But just nine weeks into his trip, Josh Quigley – known to most as the “Tartan Explorer” – has called it quits after realising that helping Scots is his main priority.

The 23 year-old, who was on the brink of death last year after he deliberately crashed his car into a barrier on the M8, wants to help others suffering from mental health issues, with the support from his friends and family.

Josh, from Livingston, said: “I went searching for something that was right in front of me the whole time,

“For me, embarking on my trip around the world was not only to raise awareness for mental health, but to find myself.

“After nine weeks, and nine countries, I have successfully done that and I’m in a happier place now.

“I need to be in Scotland to do what I want to do.”

After completing a 1500-mile cycle trip around Scotland in March, Josh decided to go one step further, and cycle around the world to tell people his story.

The former pupil of Deans Community High School had planned to travel 50,000 miles, but his trip was cut short when he became homesick, and realised what really mattered in his life.

Josh said: “At first cycling across the globe seemed like a good idea but when I started it, I realised there were so many other things I could be doing to help others.

“Cycling for multiple hours a day isn’t really helping anybody, I want to be working with charities, schools, and other organisations, to tell people my story. Now that I’ve helped myself, it’s time to help others.”

Josh was rushed to hospital at the start of 2015, after he crashed his car on the busy motorway at 80mph in a bid to take his own life.

But the catastrophe was a turning point, as he transformed his life, and realised his experience could help others.

Josh said: “It’s amazing how different I feel now in comparison with how I did last year.

“For years I suffered from depression and mental health issues and I don’t know what caused it.

“Things got really intense and I decided that I was going to try and take my own life.

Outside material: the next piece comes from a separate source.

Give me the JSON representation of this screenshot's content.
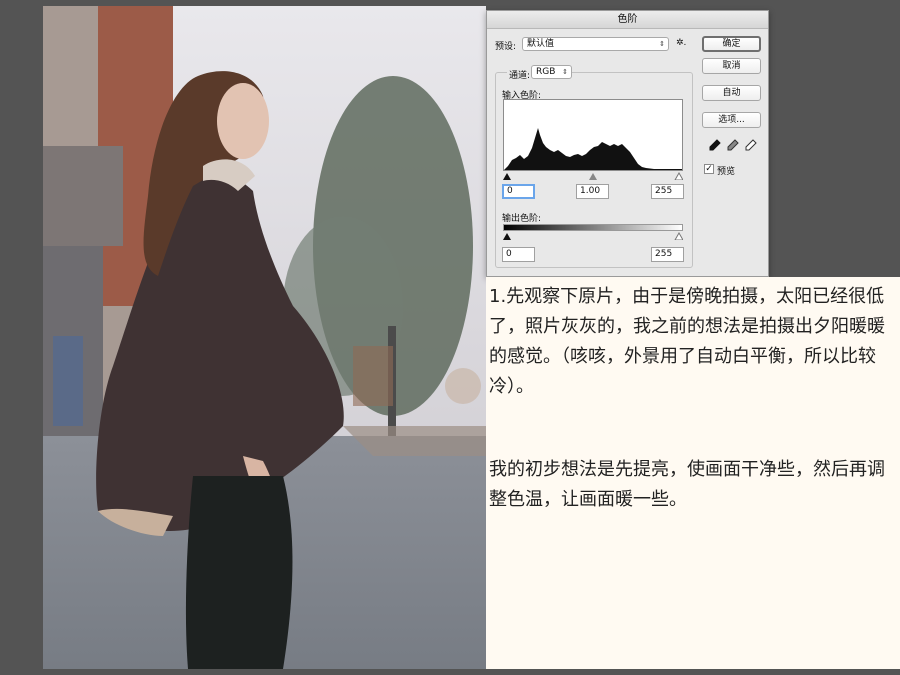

“After I survived that, I realised there must have been a reason why I was still here and my mindset changed completely.”

Throughout his 2000-mile journey – after visiting countries such as France, Germany and Belgium – Josh became interested in other world issues, as well as mental health.

He began offering food to homeless people and set up a campaign “Feed the Homeless of the World”, which raised £1500 in just five days.

He added: “I received so many messages of support while I was on my travels which I am so thankful for, it’s just been amazing.

“I’m so pleased I’ve got the message out there and my story has influenced others.”

courtney.cameron@jpress.co.uk